Considered the national dish of Ireland, the Irish stew is a hearty dish packed full of flavour originating from the rural, peasant communities. Slow cooking in Ireland has its roots in the old methods of using a bastible (a cast iron pot with three or four legs) over open fire and it was a way of cooking down and tenderising cheap, tougher cuts of meat. The traditional version of Irish stew consists of just mutton or lamb, potatoes and onion but the Irish chefs and homecooks have gone on to experiment with different meats as well as add root vegetables, heritage grains, dumplings and warming aromatics (you’ll also see Guinness added for a richer broth). Kevin’s version uses rabbit and, in true Irish fashion, a good drizzle of cream but don’t be afraid to make this recipe your own.

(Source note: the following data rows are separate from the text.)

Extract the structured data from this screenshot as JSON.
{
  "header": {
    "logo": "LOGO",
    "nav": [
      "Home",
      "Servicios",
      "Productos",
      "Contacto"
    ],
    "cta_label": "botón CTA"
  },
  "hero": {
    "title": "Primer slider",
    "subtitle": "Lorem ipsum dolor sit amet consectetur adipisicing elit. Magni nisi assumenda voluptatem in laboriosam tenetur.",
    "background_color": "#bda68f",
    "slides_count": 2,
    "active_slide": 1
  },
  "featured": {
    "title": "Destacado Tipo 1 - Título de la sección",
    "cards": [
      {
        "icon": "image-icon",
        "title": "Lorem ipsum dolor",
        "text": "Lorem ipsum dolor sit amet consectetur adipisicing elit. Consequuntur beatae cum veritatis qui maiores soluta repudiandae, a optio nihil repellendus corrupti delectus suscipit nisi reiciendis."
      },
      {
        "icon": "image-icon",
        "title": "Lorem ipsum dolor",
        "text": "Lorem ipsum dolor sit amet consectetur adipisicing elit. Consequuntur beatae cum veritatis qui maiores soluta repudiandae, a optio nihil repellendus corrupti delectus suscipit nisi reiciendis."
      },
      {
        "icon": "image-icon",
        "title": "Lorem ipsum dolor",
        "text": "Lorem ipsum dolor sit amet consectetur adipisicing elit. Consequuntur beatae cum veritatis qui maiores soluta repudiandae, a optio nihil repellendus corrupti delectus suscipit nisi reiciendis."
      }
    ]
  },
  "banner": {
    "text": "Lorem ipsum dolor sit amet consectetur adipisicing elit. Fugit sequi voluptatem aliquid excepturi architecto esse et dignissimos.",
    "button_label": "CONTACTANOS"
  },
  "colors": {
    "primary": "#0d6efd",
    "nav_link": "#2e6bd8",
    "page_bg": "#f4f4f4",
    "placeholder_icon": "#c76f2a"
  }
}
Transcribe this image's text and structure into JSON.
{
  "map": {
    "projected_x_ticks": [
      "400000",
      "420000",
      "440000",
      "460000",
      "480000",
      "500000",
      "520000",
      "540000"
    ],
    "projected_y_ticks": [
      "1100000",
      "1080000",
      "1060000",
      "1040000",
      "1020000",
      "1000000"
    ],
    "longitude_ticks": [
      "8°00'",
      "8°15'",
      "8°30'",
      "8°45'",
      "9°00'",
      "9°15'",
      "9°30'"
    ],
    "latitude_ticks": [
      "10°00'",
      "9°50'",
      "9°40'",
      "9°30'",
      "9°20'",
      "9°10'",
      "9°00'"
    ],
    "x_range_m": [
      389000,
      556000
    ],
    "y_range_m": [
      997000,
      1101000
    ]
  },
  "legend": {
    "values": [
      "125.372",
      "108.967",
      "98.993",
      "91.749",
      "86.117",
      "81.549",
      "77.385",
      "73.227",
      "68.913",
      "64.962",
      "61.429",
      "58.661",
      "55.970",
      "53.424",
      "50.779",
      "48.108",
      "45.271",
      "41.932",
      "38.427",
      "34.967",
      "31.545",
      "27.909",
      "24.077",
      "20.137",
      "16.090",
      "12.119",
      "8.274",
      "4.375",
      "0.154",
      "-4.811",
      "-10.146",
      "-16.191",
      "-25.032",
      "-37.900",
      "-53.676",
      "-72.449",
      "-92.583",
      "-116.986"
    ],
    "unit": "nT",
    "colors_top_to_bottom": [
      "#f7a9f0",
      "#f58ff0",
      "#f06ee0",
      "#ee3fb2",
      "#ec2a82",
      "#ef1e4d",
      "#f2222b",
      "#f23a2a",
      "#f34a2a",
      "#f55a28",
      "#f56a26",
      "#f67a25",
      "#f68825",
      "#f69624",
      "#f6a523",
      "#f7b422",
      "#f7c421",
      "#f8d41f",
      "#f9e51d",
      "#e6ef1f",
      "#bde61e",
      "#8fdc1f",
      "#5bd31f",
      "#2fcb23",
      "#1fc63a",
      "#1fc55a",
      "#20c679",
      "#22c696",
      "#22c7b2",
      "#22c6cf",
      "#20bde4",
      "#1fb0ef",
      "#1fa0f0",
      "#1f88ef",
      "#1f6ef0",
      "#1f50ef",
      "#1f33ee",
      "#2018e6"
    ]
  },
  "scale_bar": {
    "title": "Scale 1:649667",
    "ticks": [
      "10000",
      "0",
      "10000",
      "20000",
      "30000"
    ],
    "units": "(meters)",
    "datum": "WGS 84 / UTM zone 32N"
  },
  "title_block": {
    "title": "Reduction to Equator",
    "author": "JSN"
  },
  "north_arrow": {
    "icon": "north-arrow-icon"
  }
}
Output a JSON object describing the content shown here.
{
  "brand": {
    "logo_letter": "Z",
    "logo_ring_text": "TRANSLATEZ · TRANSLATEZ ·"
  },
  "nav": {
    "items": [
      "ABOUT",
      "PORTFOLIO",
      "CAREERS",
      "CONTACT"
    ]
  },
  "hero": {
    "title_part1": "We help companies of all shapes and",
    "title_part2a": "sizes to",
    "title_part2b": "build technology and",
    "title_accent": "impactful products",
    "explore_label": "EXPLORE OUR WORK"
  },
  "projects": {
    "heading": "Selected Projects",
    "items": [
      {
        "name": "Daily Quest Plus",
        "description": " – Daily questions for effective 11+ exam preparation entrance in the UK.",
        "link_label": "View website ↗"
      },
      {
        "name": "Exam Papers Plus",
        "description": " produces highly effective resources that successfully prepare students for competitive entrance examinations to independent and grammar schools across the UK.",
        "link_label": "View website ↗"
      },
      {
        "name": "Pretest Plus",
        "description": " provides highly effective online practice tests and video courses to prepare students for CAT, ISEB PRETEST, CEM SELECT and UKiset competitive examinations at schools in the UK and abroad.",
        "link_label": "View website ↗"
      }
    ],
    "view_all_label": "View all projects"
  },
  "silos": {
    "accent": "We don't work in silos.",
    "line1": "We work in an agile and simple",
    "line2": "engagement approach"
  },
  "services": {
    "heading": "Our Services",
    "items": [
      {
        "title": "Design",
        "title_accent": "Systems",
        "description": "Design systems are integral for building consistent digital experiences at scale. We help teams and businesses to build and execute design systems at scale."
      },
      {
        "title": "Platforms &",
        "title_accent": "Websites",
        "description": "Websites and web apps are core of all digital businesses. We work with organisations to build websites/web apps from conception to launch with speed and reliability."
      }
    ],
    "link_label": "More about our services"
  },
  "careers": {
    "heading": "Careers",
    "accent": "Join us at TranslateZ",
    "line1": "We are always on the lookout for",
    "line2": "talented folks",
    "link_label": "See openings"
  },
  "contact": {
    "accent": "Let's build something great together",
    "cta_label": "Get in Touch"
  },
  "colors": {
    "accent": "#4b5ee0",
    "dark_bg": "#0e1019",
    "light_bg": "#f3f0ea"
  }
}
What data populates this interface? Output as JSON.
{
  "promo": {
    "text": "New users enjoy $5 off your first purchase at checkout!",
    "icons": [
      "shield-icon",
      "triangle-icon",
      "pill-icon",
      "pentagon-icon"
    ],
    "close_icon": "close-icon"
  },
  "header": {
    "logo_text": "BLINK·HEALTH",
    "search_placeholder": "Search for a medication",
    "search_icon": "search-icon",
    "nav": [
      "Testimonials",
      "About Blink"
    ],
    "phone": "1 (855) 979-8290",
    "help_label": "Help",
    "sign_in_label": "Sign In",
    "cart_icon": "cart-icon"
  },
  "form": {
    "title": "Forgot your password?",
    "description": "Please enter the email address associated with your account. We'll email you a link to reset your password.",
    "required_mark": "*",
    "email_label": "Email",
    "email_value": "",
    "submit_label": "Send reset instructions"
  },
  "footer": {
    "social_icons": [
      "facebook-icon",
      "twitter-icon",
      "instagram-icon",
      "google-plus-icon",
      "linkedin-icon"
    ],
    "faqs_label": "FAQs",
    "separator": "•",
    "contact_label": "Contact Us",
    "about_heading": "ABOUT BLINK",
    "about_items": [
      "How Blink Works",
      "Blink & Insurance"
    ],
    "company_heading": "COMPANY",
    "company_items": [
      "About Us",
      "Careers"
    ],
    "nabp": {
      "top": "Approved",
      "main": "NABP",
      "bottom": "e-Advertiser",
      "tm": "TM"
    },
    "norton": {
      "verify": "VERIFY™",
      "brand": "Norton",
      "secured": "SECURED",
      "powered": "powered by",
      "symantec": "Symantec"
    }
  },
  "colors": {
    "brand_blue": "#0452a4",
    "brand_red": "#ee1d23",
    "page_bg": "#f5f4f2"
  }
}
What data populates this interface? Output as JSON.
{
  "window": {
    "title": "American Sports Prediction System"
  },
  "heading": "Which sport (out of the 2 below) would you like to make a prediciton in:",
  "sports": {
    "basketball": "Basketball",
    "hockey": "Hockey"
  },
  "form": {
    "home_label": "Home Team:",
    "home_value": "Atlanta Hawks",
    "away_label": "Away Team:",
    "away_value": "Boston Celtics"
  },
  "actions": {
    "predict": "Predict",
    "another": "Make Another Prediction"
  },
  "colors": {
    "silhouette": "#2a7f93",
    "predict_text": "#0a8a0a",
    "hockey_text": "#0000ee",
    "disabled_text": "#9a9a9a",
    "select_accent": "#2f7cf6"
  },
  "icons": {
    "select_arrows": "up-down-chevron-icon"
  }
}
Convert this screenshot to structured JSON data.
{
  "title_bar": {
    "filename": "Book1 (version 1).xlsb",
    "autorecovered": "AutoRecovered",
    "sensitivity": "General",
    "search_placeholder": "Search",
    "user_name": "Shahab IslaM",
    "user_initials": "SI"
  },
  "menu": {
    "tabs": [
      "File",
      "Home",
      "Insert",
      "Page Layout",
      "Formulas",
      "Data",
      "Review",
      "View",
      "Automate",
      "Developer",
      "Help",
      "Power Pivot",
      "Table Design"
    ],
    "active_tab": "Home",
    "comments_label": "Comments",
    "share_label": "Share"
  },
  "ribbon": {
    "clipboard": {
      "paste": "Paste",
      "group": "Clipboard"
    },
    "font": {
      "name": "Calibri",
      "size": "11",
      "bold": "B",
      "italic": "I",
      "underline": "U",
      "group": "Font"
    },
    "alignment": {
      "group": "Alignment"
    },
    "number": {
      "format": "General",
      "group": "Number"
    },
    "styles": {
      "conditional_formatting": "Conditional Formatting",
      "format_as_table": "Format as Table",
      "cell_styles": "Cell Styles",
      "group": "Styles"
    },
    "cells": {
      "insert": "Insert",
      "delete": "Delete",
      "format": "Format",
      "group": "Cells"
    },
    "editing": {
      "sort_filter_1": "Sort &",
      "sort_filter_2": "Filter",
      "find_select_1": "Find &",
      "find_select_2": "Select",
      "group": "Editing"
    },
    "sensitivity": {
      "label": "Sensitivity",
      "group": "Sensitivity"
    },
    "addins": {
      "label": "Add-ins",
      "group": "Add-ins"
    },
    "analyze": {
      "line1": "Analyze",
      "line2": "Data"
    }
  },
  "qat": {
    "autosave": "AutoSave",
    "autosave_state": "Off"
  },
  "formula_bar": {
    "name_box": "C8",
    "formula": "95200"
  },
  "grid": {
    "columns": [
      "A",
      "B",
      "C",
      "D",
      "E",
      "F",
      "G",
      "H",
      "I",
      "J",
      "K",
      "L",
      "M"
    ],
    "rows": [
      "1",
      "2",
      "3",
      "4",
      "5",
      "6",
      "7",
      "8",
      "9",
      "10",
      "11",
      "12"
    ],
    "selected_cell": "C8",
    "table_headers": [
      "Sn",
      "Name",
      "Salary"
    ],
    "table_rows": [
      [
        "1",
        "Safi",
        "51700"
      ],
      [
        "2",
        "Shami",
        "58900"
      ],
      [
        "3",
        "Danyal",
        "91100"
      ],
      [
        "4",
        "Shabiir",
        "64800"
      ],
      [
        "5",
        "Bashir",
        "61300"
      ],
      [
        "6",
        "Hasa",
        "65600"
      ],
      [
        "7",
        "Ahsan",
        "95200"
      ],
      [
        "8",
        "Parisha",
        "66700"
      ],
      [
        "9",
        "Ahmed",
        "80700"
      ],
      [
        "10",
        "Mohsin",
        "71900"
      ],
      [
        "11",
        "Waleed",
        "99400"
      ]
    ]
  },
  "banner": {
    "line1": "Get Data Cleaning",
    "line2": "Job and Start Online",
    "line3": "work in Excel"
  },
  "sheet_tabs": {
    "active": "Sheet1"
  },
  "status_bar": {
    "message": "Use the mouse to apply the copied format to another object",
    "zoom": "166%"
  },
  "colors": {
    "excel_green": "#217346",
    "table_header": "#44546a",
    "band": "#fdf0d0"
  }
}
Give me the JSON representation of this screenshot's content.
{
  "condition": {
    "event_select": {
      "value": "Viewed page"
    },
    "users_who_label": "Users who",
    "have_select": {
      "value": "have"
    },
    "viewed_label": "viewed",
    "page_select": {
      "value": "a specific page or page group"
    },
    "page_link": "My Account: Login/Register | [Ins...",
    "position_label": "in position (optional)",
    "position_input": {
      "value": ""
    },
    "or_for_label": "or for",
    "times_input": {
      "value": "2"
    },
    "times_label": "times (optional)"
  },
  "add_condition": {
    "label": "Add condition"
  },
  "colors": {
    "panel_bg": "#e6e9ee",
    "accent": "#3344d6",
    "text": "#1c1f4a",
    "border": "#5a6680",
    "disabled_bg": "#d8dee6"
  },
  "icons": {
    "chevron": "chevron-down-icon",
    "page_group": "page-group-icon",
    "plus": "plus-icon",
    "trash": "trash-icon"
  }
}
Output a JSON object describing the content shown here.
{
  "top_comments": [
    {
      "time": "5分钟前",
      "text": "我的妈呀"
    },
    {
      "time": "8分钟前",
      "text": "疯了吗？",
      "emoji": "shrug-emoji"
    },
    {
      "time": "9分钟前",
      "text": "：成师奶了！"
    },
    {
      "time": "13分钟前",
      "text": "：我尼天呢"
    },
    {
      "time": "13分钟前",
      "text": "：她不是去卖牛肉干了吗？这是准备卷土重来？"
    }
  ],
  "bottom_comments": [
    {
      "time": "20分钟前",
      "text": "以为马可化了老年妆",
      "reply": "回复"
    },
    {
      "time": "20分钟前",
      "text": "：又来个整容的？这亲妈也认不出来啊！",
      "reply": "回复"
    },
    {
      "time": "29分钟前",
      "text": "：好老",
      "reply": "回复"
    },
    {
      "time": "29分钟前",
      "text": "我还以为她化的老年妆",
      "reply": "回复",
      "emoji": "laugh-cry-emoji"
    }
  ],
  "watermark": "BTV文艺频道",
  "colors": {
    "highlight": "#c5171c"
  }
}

Time: 30 mins (prep), 2 hrs 30 mins (cook)
Equipment: 2x frying pans, 1x wooden chopping board, 1x chef's knife, 1x wooden spoon
Place the pan onto the stove and season your rabbit. Into the pan add some rapeseed oil along with your two rabbit legs. We want to get these browning.
While the legs are browning slice the white onion and a clove of garlic. Turn your rabbit legs and then go in with the onions.
Now we can add the lentils, seaweed, and a diced carrot. Go in with some fresh herbs and a splash of the vermouth.
Cook the alcohol off before adding some stock. Cover the pan with a lid and then leave to simmer for 2 hours.
Now add a spoonful of mustard and a good drizzle of cream, gently stirring it in to the cooking juices.
Serve with mashed potatoes and with plenty of the stew's sauce. Enjoy!
Lentils were once a main source of protein in Ireland. We are growing it here in Dunbrody house and it shows the full circle of Ireland embracing its heritage. Lentils are one of the oldest cultivated legumes and they typically grow alongside wheat and barely. The two groups of lentils can be defined by varieties with flat and large seeds, and smaller rounded seeds.
It's so important to not turn the legs (or any meat) too fast once you have just added it to the pan - turning it too much will stop it browning and also reduce the heat of the pan.
The seaweed acts as a seasoning in the dish, instead of salt.
You can cook the stew in the oven, cover the pot with some foil or a lid and cook at 170°C/340°F for 2 hours.
After 2 hours the meat will be incredibly tender.
Be careful when adding in the cream and mustard - stir it in gently.
For the perfect mash potato, mix equal parts potato to fat (50/50 cream and butter).